Is Wool Vegan? Can Wearing Wool Ever Be Ethical?
Time to read 3 min
Time to read 3 min
Wool is one of the most widely debated – and often misunderstood – aspects of the vegan lifestyle.
It’s clear to see why a beef burger, cow’s milk and even fur is not cruelty-free. But when it comes to wool, there is a perception that wool is harmless to sheep.
But is that true? Can wool actually be vegan?
To put it simply, wool is not vegan. By definition, vegans do not participate in any form of exploitation of animals for food, clothing, or any other purpose. This makes wool firmly not vegan.
When it comes to wool, the hard truth is the wool industry exploits sheep, and there is evidence to show this results in significant harm to the animals.

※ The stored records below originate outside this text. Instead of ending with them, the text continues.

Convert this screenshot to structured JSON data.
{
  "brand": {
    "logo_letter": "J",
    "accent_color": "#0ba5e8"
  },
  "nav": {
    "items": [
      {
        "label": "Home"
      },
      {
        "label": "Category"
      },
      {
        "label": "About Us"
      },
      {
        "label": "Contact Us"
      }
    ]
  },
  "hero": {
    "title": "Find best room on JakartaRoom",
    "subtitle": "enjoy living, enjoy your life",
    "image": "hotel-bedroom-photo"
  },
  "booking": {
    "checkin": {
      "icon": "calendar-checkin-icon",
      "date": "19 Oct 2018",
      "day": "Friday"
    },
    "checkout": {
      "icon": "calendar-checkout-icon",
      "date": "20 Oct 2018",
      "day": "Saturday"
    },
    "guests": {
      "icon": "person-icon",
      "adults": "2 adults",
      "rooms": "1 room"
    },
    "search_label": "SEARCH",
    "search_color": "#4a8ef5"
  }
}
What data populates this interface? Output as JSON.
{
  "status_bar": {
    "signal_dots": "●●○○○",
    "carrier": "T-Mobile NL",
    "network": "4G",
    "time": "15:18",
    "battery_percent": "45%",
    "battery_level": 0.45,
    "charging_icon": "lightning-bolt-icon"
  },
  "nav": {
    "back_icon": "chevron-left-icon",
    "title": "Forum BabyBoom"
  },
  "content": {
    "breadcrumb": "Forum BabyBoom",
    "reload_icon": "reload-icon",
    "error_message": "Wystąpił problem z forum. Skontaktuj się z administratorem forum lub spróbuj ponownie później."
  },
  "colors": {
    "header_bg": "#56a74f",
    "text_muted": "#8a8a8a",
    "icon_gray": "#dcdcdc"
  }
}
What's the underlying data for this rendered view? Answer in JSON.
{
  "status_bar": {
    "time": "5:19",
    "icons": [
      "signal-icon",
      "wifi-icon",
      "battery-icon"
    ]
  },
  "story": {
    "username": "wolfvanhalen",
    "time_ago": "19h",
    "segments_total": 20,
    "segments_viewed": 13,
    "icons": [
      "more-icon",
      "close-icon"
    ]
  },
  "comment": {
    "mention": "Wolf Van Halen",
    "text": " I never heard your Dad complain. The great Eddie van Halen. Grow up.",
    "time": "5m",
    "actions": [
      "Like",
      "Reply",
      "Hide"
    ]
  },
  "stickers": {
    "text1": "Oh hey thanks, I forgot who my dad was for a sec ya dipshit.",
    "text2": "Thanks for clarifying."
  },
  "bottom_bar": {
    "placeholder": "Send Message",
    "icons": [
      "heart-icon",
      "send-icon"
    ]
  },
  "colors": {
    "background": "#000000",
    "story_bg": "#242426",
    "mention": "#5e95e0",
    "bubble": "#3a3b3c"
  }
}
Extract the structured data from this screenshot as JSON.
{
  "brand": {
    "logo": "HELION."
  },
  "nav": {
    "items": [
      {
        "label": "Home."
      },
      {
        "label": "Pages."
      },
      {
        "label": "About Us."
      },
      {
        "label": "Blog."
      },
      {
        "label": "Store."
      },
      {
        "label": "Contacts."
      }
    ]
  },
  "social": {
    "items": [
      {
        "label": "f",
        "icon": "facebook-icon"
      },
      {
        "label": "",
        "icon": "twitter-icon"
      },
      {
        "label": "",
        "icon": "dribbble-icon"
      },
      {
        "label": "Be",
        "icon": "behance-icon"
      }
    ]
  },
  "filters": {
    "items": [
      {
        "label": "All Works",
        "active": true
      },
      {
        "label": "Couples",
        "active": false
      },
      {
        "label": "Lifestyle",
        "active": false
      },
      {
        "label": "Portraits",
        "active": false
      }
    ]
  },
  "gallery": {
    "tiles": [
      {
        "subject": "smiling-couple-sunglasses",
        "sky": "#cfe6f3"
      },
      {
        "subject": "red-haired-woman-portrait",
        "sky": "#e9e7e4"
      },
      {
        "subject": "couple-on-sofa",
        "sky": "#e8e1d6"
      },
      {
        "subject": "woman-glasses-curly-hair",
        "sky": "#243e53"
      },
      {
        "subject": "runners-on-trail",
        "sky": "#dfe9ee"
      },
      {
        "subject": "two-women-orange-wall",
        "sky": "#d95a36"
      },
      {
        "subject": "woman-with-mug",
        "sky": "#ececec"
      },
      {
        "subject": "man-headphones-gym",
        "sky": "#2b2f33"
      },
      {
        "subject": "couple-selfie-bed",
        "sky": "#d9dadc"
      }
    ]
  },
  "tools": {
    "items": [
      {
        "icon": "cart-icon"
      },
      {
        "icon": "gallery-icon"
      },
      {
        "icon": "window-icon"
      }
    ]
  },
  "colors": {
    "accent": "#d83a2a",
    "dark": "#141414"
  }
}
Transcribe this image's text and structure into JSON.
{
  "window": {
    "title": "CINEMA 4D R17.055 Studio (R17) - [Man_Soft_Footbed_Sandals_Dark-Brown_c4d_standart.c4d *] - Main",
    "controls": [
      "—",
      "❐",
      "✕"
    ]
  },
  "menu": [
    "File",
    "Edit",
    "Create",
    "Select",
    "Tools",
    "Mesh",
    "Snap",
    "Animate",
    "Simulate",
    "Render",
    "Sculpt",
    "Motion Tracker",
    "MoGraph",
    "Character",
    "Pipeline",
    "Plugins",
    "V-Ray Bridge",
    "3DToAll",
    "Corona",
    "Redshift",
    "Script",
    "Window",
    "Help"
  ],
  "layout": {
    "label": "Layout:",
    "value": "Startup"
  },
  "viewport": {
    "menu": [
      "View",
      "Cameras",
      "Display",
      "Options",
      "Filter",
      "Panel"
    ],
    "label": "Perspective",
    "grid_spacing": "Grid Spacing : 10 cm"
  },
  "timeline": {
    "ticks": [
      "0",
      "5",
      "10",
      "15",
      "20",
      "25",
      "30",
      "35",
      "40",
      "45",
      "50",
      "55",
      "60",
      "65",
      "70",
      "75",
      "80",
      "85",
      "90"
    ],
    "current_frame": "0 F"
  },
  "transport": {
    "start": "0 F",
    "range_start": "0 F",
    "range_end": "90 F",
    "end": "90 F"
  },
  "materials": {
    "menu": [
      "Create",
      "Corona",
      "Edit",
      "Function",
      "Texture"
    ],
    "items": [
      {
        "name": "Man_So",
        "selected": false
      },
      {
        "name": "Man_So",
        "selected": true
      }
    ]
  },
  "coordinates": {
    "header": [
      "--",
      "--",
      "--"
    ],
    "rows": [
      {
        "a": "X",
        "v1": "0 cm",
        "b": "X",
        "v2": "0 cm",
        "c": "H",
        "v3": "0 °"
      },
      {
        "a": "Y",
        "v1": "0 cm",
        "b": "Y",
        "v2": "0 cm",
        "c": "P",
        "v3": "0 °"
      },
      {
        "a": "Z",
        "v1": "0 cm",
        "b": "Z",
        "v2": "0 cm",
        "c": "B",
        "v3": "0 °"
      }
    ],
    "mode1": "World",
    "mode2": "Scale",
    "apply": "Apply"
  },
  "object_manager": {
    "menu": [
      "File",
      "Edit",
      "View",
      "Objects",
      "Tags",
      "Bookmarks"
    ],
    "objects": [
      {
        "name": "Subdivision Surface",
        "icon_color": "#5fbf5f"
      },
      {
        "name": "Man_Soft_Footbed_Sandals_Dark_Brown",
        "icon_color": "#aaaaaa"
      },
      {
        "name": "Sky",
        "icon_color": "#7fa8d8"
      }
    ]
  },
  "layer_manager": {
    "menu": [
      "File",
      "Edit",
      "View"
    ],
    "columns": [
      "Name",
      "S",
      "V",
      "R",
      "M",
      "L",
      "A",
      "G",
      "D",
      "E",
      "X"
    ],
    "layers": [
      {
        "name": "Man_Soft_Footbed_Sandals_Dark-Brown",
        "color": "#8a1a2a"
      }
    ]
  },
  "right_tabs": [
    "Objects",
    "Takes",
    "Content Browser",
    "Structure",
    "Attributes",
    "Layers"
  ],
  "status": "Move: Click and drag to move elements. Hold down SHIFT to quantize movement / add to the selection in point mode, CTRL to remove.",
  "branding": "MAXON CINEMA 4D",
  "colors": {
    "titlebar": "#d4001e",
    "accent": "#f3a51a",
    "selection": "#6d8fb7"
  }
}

A lot of people still feel shearing a sheep’s wool is a harmless practice, as visions of sheep-shearing are often associated with the innocence of shaving a pet. However, the wool industry is far from it.
Whenever you commodify a living being, there is an inevitable difference in the perception of that being.
The business and profit often come before the being. The commodification of wool has created an industry that causes significant and ongoing pain to sheep worldwide.
If you’ve never heard of “Mulesing” you’re not alone. The term isn’t one most are familiar with – and for a reason.
Mulesing is the practice of removing large strips of a sheep’s skin from their young wool-bearing sheep. This is often done without any anesthetic or veterinary treatment.
It is apparently done so that they do not succumb to illnesses caused by flies that bury themselves in the rump skin of the animals, but the animals experience excruciating pain both during the procedure and for weeks afterward as they heal.
Lots of sheep do not survive this practice.
While wool is worn mostly in cold climates, it is not always produced in them.
In fact, notoriously hot, Australia is one of the highest exporters of wool worldwide. The unnatural overload of wool on the sheep can cause them to collapse and sometimes they do not survive the summer months.
It is also common for flies to lay their eggs in the sheep’s wrinkles. This is due to the build-up of urine and moisture in hot climates. Once hatched, sheep can be eaten alive by maggots.
The factory farms on which many of these animals live keep the animals in torturous “living” conditions.
Confined to small pens for years on end, these animals get no exercise, no sunlight, no fresh air, and often very little food. They are kept still to keep them from getting too dirty, so they can be sheared repeatedly in order to produce the “finest” wool on earth.
Many of these sheep go insane because of this, rocking back and forth repeatedly or spinning around in circles, and most die without ever having been allowed to walk outdoors.
Fortunately, many upscale companies are turning to “ethically”-raised sheep and refusing factory-farmed wool, but there is still a level of exploitation and cruelty that even “free-range” sheep encounter, just for the sake of clothes.
The ethics of wool can become very subjective once you take its commodification away.
Is shearing a sheep in a way that causes no harm or lasting trauma to them any different from shaving your pet dog?
Is profiting from that same wool then unethical as it crosses over into exploiting the animal?
Even without factory farming, the amount of wool in the world would drop considerably, the prices would rise, and the demand would increase. This would likely cause other ways in which people would seek to profit from the wool trade.
For now, when it comes to wool, why not choose cruelty-free options and avoid the exploitation altogether?
You can also curate your very own vegan box with the launch of the Vegancuts Market.